Start of Input data

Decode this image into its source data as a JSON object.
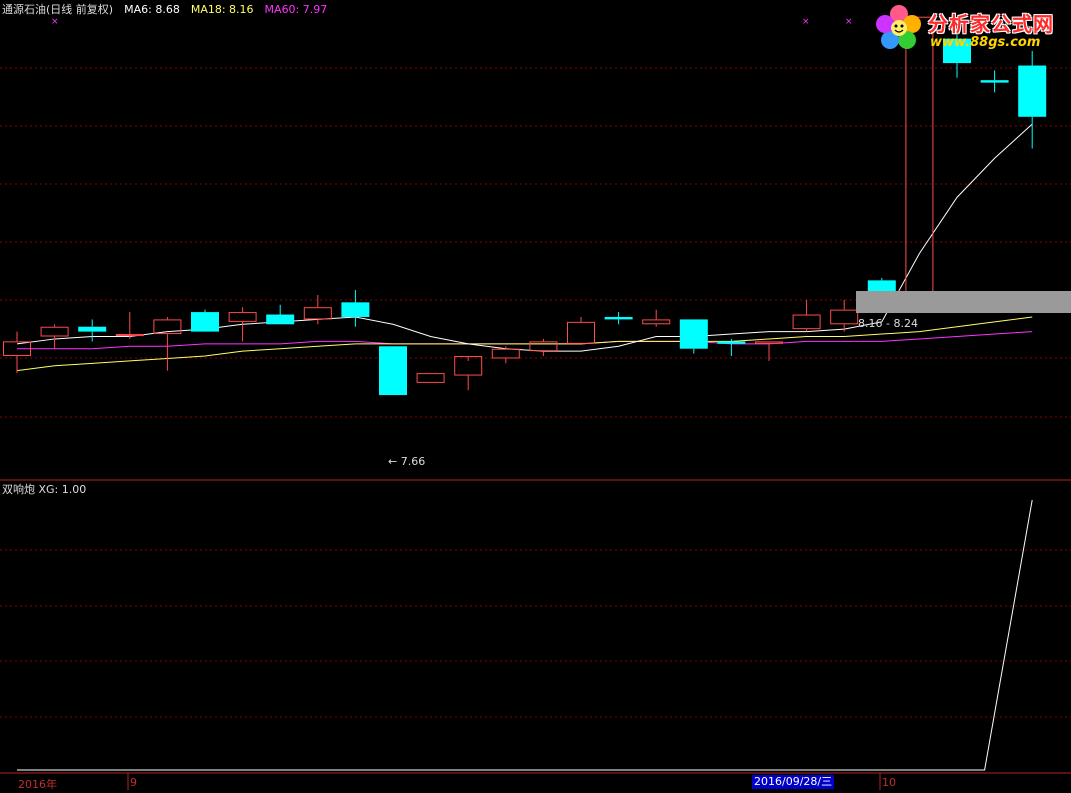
{
  "header": {
    "stock_name": "通源石油(日线 前复权)",
    "ma6_label": "MA6:",
    "ma6_value": "8.68",
    "ma6_color": "#ffffff",
    "ma18_label": "MA18:",
    "ma18_value": "8.16",
    "ma18_color": "#ffff66",
    "ma60_label": "MA60:",
    "ma60_value": "7.97",
    "ma60_color": "#ff33ff"
  },
  "indicator": {
    "name": "双响炮",
    "xg_label": "XG:",
    "xg_value": "1.00"
  },
  "logo": {
    "text": "分析家公式网",
    "url": "www.88gs.com"
  },
  "annotations": {
    "low_label": "← 7.66",
    "range_label": "8.16 - 8.24"
  },
  "xaxis": {
    "year_label": "2016年",
    "month1": "9",
    "month2": "10",
    "date_tip": "2016/09/28/三"
  },
  "colors": {
    "up": "#ff4b4b",
    "down": "#00ffff",
    "grid": "#8b0000",
    "ma6": "#ffffff",
    "ma18": "#ffff66",
    "ma60": "#ff33ff"
  },
  "chart_data": [
    {
      "type": "candlestick",
      "y_range": [
        7.6,
        9.3
      ],
      "candles": [
        {
          "o": 8.03,
          "h": 8.13,
          "l": 7.96,
          "c": 8.09
        },
        {
          "o": 8.11,
          "h": 8.16,
          "l": 8.06,
          "c": 8.15
        },
        {
          "o": 8.15,
          "h": 8.18,
          "l": 8.09,
          "c": 8.13
        },
        {
          "o": 8.12,
          "h": 8.21,
          "l": 8.1,
          "c": 8.12
        },
        {
          "o": 8.12,
          "h": 8.19,
          "l": 7.97,
          "c": 8.18
        },
        {
          "o": 8.21,
          "h": 8.22,
          "l": 8.13,
          "c": 8.13
        },
        {
          "o": 8.17,
          "h": 8.23,
          "l": 8.09,
          "c": 8.21
        },
        {
          "o": 8.2,
          "h": 8.24,
          "l": 8.16,
          "c": 8.16
        },
        {
          "o": 8.18,
          "h": 8.28,
          "l": 8.16,
          "c": 8.23
        },
        {
          "o": 8.25,
          "h": 8.3,
          "l": 8.15,
          "c": 8.19
        },
        {
          "o": 8.07,
          "h": 8.07,
          "l": 7.87,
          "c": 7.87
        },
        {
          "o": 7.92,
          "h": 7.96,
          "l": 7.92,
          "c": 7.96
        },
        {
          "o": 7.95,
          "h": 8.01,
          "l": 7.89,
          "c": 8.03
        },
        {
          "o": 8.02,
          "h": 8.07,
          "l": 8.0,
          "c": 8.06
        },
        {
          "o": 8.05,
          "h": 8.1,
          "l": 8.03,
          "c": 8.09
        },
        {
          "o": 8.08,
          "h": 8.19,
          "l": 8.08,
          "c": 8.17
        },
        {
          "o": 8.19,
          "h": 8.21,
          "l": 8.16,
          "c": 8.18
        },
        {
          "o": 8.16,
          "h": 8.22,
          "l": 8.15,
          "c": 8.18
        },
        {
          "o": 8.18,
          "h": 8.18,
          "l": 8.04,
          "c": 8.06
        },
        {
          "o": 8.09,
          "h": 8.1,
          "l": 8.03,
          "c": 8.08
        },
        {
          "o": 8.08,
          "h": 8.09,
          "l": 8.01,
          "c": 8.09
        },
        {
          "o": 8.14,
          "h": 8.26,
          "l": 8.13,
          "c": 8.2
        },
        {
          "o": 8.16,
          "h": 8.26,
          "l": 8.13,
          "c": 8.22
        },
        {
          "o": 8.34,
          "h": 8.35,
          "l": 8.25,
          "c": 8.27
        },
        {
          "o": 8.23,
          "h": 9.42,
          "l": 8.23,
          "c": 9.42
        },
        {
          "o": 9.33,
          "h": 9.36,
          "l": 9.17,
          "c": 9.23
        },
        {
          "o": 9.16,
          "h": 9.2,
          "l": 9.11,
          "c": 9.15
        },
        {
          "o": 9.22,
          "h": 9.28,
          "l": 8.88,
          "c": 9.01
        }
      ],
      "ma6": [
        8.08,
        8.1,
        8.11,
        8.11,
        8.13,
        8.14,
        8.16,
        8.17,
        8.18,
        8.19,
        8.16,
        8.11,
        8.08,
        8.06,
        8.05,
        8.05,
        8.07,
        8.11,
        8.11,
        8.12,
        8.13,
        8.13,
        8.14,
        8.17,
        8.45,
        8.68,
        8.84,
        8.98
      ],
      "ma18": [
        7.97,
        7.99,
        8.0,
        8.01,
        8.02,
        8.03,
        8.05,
        8.06,
        8.07,
        8.08,
        8.08,
        8.08,
        8.08,
        8.08,
        8.08,
        8.08,
        8.09,
        8.09,
        8.09,
        8.09,
        8.1,
        8.11,
        8.11,
        8.12,
        8.13,
        8.15,
        8.17,
        8.19
      ],
      "ma60": [
        8.06,
        8.06,
        8.06,
        8.07,
        8.07,
        8.08,
        8.08,
        8.08,
        8.09,
        8.09,
        8.08,
        8.08,
        8.08,
        8.08,
        8.08,
        8.08,
        8.09,
        8.09,
        8.09,
        8.08,
        8.08,
        8.09,
        8.09,
        8.09,
        8.1,
        8.11,
        8.12,
        8.13
      ]
    },
    {
      "type": "line",
      "name": "XG",
      "y_range": [
        0,
        1
      ],
      "values": [
        0,
        0,
        0,
        0,
        0,
        0,
        0,
        0,
        0,
        0,
        0,
        0,
        0,
        0,
        0,
        0,
        0,
        0,
        0,
        0,
        0,
        0,
        0,
        0,
        0,
        0,
        0,
        1
      ]
    }
  ]
}
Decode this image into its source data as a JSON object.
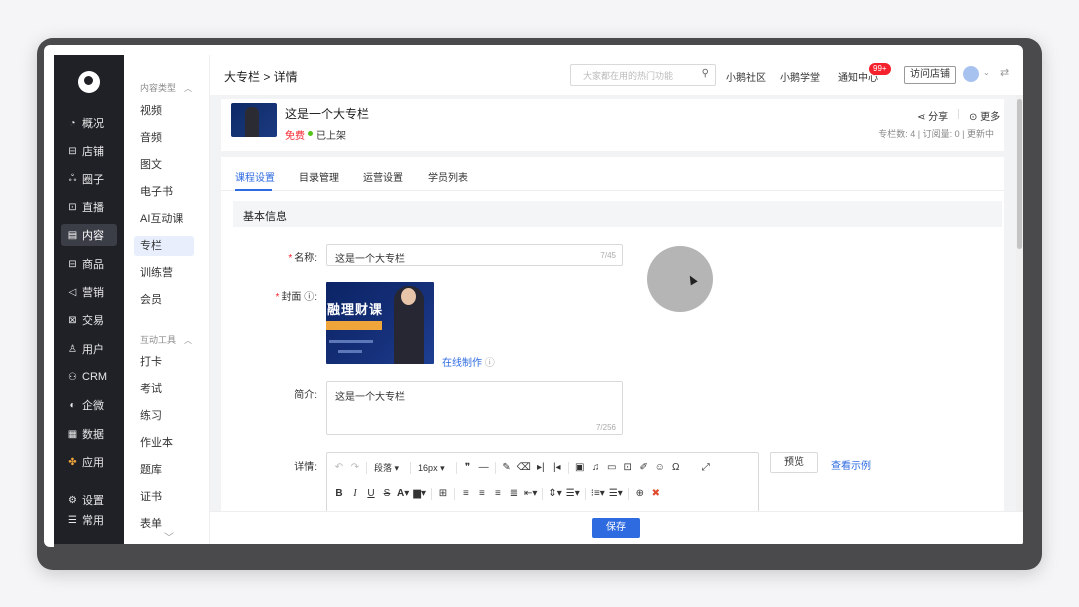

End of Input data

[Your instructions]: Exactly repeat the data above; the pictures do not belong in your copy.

[Your solution]:
Decode this image into its source data as a JSON object.
{
  "header": {
    "stock_name": "通源石油(日线 前复权)",
    "ma6_label": "MA6:",
    "ma6_value": "8.68",
    "ma6_color": "#ffffff",
    "ma18_label": "MA18:",
    "ma18_value": "8.16",
    "ma18_color": "#ffff66",
    "ma60_label": "MA60:",
    "ma60_value": "7.97",
    "ma60_color": "#ff33ff"
  },
  "indicator": {
    "name": "双响炮",
    "xg_label": "XG:",
    "xg_value": "1.00"
  },
  "logo": {
    "text": "分析家公式网",
    "url": "www.88gs.com"
  },
  "annotations": {
    "low_label": "← 7.66",
    "range_label": "8.16 - 8.24"
  },
  "xaxis": {
    "year_label": "2016年",
    "month1": "9",
    "month2": "10",
    "date_tip": "2016/09/28/三"
  },
  "colors": {
    "up": "#ff4b4b",
    "down": "#00ffff",
    "grid": "#8b0000",
    "ma6": "#ffffff",
    "ma18": "#ffff66",
    "ma60": "#ff33ff"
  },
  "chart_data": [
    {
      "type": "candlestick",
      "y_range": [
        7.6,
        9.3
      ],
      "candles": [
        {
          "o": 8.03,
          "h": 8.13,
          "l": 7.96,
          "c": 8.09
        },
        {
          "o": 8.11,
          "h": 8.16,
          "l": 8.06,
          "c": 8.15
        },
        {
          "o": 8.15,
          "h": 8.18,
          "l": 8.09,
          "c": 8.13
        },
        {
          "o": 8.12,
          "h": 8.21,
          "l": 8.1,
          "c": 8.12
        },
        {
          "o": 8.12,
          "h": 8.19,
          "l": 7.97,
          "c": 8.18
        },
        {
          "o": 8.21,
          "h": 8.22,
          "l": 8.13,
          "c": 8.13
        },
        {
          "o": 8.17,
          "h": 8.23,
          "l": 8.09,
          "c": 8.21
        },
        {
          "o": 8.2,
          "h": 8.24,
          "l": 8.16,
          "c": 8.16
        },
        {
          "o": 8.18,
          "h": 8.28,
          "l": 8.16,
          "c": 8.23
        },
        {
          "o": 8.25,
          "h": 8.3,
          "l": 8.15,
          "c": 8.19
        },
        {
          "o": 8.07,
          "h": 8.07,
          "l": 7.87,
          "c": 7.87
        },
        {
          "o": 7.92,
          "h": 7.96,
          "l": 7.92,
          "c": 7.96
        },
        {
          "o": 7.95,
          "h": 8.01,
          "l": 7.89,
          "c": 8.03
        },
        {
          "o": 8.02,
          "h": 8.07,
          "l": 8.0,
          "c": 8.06
        },
        {
          "o": 8.05,
          "h": 8.1,
          "l": 8.03,
          "c": 8.09
        },
        {
          "o": 8.08,
          "h": 8.19,
          "l": 8.08,
          "c": 8.17
        },
        {
          "o": 8.19,
          "h": 8.21,
          "l": 8.16,
          "c": 8.18
        },
        {
          "o": 8.16,
          "h": 8.22,
          "l": 8.15,
          "c": 8.18
        },
        {
          "o": 8.18,
          "h": 8.18,
          "l": 8.04,
          "c": 8.06
        },
        {
          "o": 8.09,
          "h": 8.1,
          "l": 8.03,
          "c": 8.08
        },
        {
          "o": 8.08,
          "h": 8.09,
          "l": 8.01,
          "c": 8.09
        },
        {
          "o": 8.14,
          "h": 8.26,
          "l": 8.13,
          "c": 8.2
        },
        {
          "o": 8.16,
          "h": 8.26,
          "l": 8.13,
          "c": 8.22
        },
        {
          "o": 8.34,
          "h": 8.35,
          "l": 8.25,
          "c": 8.27
        },
        {
          "o": 8.23,
          "h": 9.42,
          "l": 8.23,
          "c": 9.42
        },
        {
          "o": 9.33,
          "h": 9.36,
          "l": 9.17,
          "c": 9.23
        },
        {
          "o": 9.16,
          "h": 9.2,
          "l": 9.11,
          "c": 9.15
        },
        {
          "o": 9.22,
          "h": 9.28,
          "l": 8.88,
          "c": 9.01
        }
      ],
      "ma6": [
        8.08,
        8.1,
        8.11,
        8.11,
        8.13,
        8.14,
        8.16,
        8.17,
        8.18,
        8.19,
        8.16,
        8.11,
        8.08,
        8.06,
        8.05,
        8.05,
        8.07,
        8.11,
        8.11,
        8.12,
        8.13,
        8.13,
        8.14,
        8.17,
        8.45,
        8.68,
        8.84,
        8.98
      ],
      "ma18": [
        7.97,
        7.99,
        8.0,
        8.01,
        8.02,
        8.03,
        8.05,
        8.06,
        8.07,
        8.08,
        8.08,
        8.08,
        8.08,
        8.08,
        8.08,
        8.08,
        8.09,
        8.09,
        8.09,
        8.09,
        8.1,
        8.11,
        8.11,
        8.12,
        8.13,
        8.15,
        8.17,
        8.19
      ],
      "ma60": [
        8.06,
        8.06,
        8.06,
        8.07,
        8.07,
        8.08,
        8.08,
        8.08,
        8.09,
        8.09,
        8.08,
        8.08,
        8.08,
        8.08,
        8.08,
        8.08,
        8.09,
        8.09,
        8.09,
        8.08,
        8.08,
        8.09,
        8.09,
        8.09,
        8.1,
        8.11,
        8.12,
        8.13
      ]
    },
    {
      "type": "line",
      "name": "XG",
      "y_range": [
        0,
        1
      ],
      "values": [
        0,
        0,
        0,
        0,
        0,
        0,
        0,
        0,
        0,
        0,
        0,
        0,
        0,
        0,
        0,
        0,
        0,
        0,
        0,
        0,
        0,
        0,
        0,
        0,
        0,
        0,
        0,
        1
      ]
    }
  ]
}
Decode this image into its source data as a JSON object.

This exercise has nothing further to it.